JK: Our team has always been interested in technology and adopting solutions that make tasks easier — we want to make data-driven decisions that we can stand behind with reasoning and justifications. When it came to Remix, having a dynamic way to look at schedules, to plan, to see scenarios… it was a natural fit.
We updated our network expansion plan in 2021, and we did pull Remix data layers into it. We overlaid all of those routes and understand how those proposed improvements could ultimately benefit the system. The tool helped us answer many critical questions like how new routes overlay with the current system and better serve municipalities, and the best frequency and the number of vehicles for each route. Without Remix planning, we weren’t able to do that.
How does Remix help in your grant applications? Any data layers you found especially beneficial to demonstrate the impact of the proposed transit programs?
JK: Good news is that we were recently awarded $6.3M in funding from FTA to promote greener, more reliable transportation, and we did use some data from Remix in those applications. Layers of areas of persistent poverty helped us identify the disadvantaged communities. We also used Remix to understand the environmental justice that could be improved by introducing low-emission buses; the tool has been exceptionally helpful.
What challenges did you run into as you brought this new transit planning tool to work? How did you overcome them?
JK: We have had Remix now for years. Early on, the system didn’t support the “stop_code” as a part of the stops.txt file, so we had to use the “stop_id” for both numbers, export the data, then clean it up in Excel before uploading our GTFS. That has obviously now changed.
We look at Remix as a partner who listens — when we have feedback or ideas, we share that with the Remix team, and generally, those ideas either are formulated in the next software update, or a workaround is identified. Another challenge we face is training and onboarding new Greenlink team members to use Remix, especially if the role doesn’t interface with technology often. The Remix team is great at helping us get Greenlink’s staff the support and training they need.

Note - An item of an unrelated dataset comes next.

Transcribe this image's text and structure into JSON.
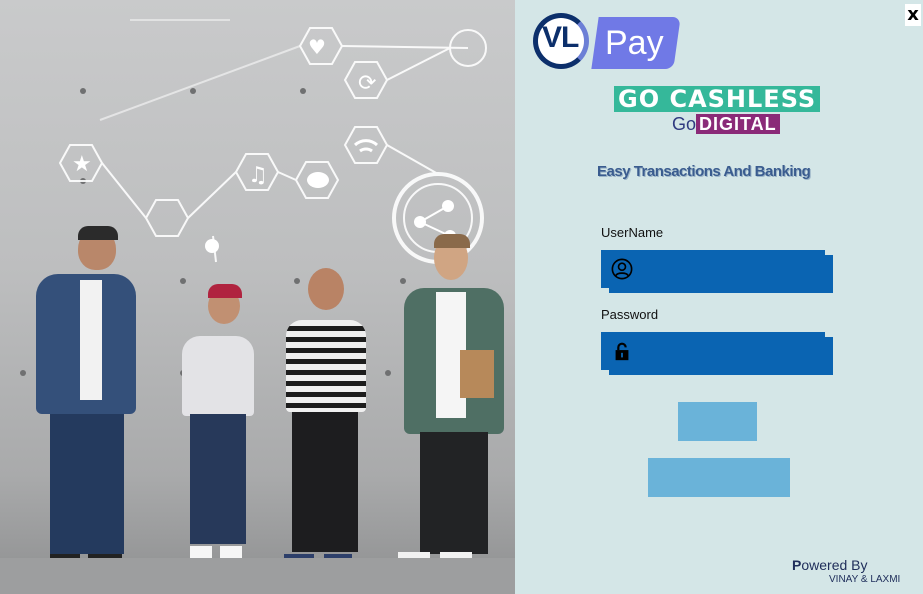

Beyond using the Remix software, what kind of support does your team get from the team at Remix?
JK: Sometimes we get to be the first to try new features and rollouts — that is what happened with the new ODS standard as we switch ITS providers and deploy the new system with Equans. We have also beta-tested multiple features for Remix. Over the years, I have developed a good relationship with Ben, Remix’s product manager – which has been super helpful as we run into an issue or have a new feature request.
Greenlink Key Performance Indicators (KPIs) dashboard. Source: the City of Greenville.
What were the KPIs you established to evaluate your service’s performance? How has Remix helped you along the way?
JK: Our board of directors believes in transparency — Greenlink’s KPIs are publicly posted here. We use Remix to update our time points on a regular basis, to test connections, and for the creation of our GTFS — which feeds our ITS that allows us to get our monthly reports.
There are many government executives out there who recognize efficient, and easy transit planning is a problem in their community but feel they need more resources. Given your experience, what advice would you give them?
JK: I think, in general, there is some hesitancy on using software like this to improve your system – but once you try it, you’ll never go back. It is worth the investment for the ongoing improvement of your planning and scheduling efforts. But it is also worth noting that an agency needs to round out its internal staff with team members who will actually use them in order to get the true benefit.
What advice would you give to other city leaders seeking to re-invent transportation networks in their city?
JK: Be open-minded, avoid “political route planning”, and use proven methods to find out where people are and where they want to go. Trust staff (with relevant experience) to improve the system. Fund where needed, ask questions, and continuously improve.